| WORK TASK |
All of the data below should be written out again exactly.

DATA Block Start

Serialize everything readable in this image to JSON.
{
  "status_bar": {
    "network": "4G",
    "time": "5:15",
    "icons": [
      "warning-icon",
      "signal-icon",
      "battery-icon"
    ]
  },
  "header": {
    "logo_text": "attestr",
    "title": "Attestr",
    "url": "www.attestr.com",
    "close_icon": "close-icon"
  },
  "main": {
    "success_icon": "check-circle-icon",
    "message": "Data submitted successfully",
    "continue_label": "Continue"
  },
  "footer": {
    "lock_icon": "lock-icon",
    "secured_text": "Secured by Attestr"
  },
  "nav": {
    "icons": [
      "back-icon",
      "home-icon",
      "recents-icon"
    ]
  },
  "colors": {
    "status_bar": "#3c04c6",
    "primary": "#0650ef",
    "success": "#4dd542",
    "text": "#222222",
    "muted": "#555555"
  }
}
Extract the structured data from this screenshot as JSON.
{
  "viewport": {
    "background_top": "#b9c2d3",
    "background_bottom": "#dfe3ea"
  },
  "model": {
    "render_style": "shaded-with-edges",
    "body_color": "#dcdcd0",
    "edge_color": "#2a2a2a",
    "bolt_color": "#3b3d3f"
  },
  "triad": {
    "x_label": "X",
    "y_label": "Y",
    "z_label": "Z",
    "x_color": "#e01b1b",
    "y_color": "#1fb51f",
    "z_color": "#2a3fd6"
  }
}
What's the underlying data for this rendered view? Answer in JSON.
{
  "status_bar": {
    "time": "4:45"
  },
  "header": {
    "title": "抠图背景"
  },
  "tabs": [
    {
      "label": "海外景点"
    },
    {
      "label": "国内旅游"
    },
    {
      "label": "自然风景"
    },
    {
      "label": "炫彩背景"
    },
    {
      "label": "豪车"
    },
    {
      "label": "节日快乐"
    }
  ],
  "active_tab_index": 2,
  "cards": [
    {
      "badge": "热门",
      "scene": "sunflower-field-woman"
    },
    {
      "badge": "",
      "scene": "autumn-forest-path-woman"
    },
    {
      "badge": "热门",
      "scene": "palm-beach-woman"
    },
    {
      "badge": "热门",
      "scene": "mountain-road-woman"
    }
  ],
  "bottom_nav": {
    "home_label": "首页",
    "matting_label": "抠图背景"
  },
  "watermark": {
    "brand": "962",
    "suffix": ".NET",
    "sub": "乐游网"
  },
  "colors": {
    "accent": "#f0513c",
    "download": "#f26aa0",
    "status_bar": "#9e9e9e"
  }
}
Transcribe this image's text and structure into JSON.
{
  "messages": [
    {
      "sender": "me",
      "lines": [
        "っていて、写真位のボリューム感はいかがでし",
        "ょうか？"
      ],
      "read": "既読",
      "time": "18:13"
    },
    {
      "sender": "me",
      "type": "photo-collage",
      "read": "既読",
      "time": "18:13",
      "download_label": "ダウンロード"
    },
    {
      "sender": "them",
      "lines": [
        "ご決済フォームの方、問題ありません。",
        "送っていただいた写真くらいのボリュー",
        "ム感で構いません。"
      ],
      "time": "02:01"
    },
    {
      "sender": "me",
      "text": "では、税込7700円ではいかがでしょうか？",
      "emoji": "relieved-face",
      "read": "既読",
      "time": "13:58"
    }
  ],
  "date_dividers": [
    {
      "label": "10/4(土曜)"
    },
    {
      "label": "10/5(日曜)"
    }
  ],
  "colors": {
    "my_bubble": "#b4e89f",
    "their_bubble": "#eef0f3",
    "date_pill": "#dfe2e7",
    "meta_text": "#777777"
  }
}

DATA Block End

| TASK SOLUTION |
Serialize everything readable in this image to JSON.
{
  "status_bar": {
    "network": "4G",
    "time": "5:15",
    "icons": [
      "warning-icon",
      "signal-icon",
      "battery-icon"
    ]
  },
  "header": {
    "logo_text": "attestr",
    "title": "Attestr",
    "url": "www.attestr.com",
    "close_icon": "close-icon"
  },
  "main": {
    "success_icon": "check-circle-icon",
    "message": "Data submitted successfully",
    "continue_label": "Continue"
  },
  "footer": {
    "lock_icon": "lock-icon",
    "secured_text": "Secured by Attestr"
  },
  "nav": {
    "icons": [
      "back-icon",
      "home-icon",
      "recents-icon"
    ]
  },
  "colors": {
    "status_bar": "#3c04c6",
    "primary": "#0650ef",
    "success": "#4dd542",
    "text": "#222222",
    "muted": "#555555"
  }
}
Extract the structured data from this screenshot as JSON.
{
  "viewport": {
    "background_top": "#b9c2d3",
    "background_bottom": "#dfe3ea"
  },
  "model": {
    "render_style": "shaded-with-edges",
    "body_color": "#dcdcd0",
    "edge_color": "#2a2a2a",
    "bolt_color": "#3b3d3f"
  },
  "triad": {
    "x_label": "X",
    "y_label": "Y",
    "z_label": "Z",
    "x_color": "#e01b1b",
    "y_color": "#1fb51f",
    "z_color": "#2a3fd6"
  }
}
What's the underlying data for this rendered view? Answer in JSON.
{
  "status_bar": {
    "time": "4:45"
  },
  "header": {
    "title": "抠图背景"
  },
  "tabs": [
    {
      "label": "海外景点"
    },
    {
      "label": "国内旅游"
    },
    {
      "label": "自然风景"
    },
    {
      "label": "炫彩背景"
    },
    {
      "label": "豪车"
    },
    {
      "label": "节日快乐"
    }
  ],
  "active_tab_index": 2,
  "cards": [
    {
      "badge": "热门",
      "scene": "sunflower-field-woman"
    },
    {
      "badge": "",
      "scene": "autumn-forest-path-woman"
    },
    {
      "badge": "热门",
      "scene": "palm-beach-woman"
    },
    {
      "badge": "热门",
      "scene": "mountain-road-woman"
    }
  ],
  "bottom_nav": {
    "home_label": "首页",
    "matting_label": "抠图背景"
  },
  "watermark": {
    "brand": "962",
    "suffix": ".NET",
    "sub": "乐游网"
  },
  "colors": {
    "accent": "#f0513c",
    "download": "#f26aa0",
    "status_bar": "#9e9e9e"
  }
}
Transcribe this image's text and structure into JSON.
{
  "messages": [
    {
      "sender": "me",
      "lines": [
        "っていて、写真位のボリューム感はいかがでし",
        "ょうか？"
      ],
      "read": "既読",
      "time": "18:13"
    },
    {
      "sender": "me",
      "type": "photo-collage",
      "read": "既読",
      "time": "18:13",
      "download_label": "ダウンロード"
    },
    {
      "sender": "them",
      "lines": [
        "ご決済フォームの方、問題ありません。",
        "送っていただいた写真くらいのボリュー",
        "ム感で構いません。"
      ],
      "time": "02:01"
    },
    {
      "sender": "me",
      "text": "では、税込7700円ではいかがでしょうか？",
      "emoji": "relieved-face",
      "read": "既読",
      "time": "13:58"
    }
  ],
  "date_dividers": [
    {
      "label": "10/4(土曜)"
    },
    {
      "label": "10/5(日曜)"
    }
  ],
  "colors": {
    "my_bubble": "#b4e89f",
    "their_bubble": "#eef0f3",
    "date_pill": "#dfe2e7",
    "meta_text": "#777777"
  }
}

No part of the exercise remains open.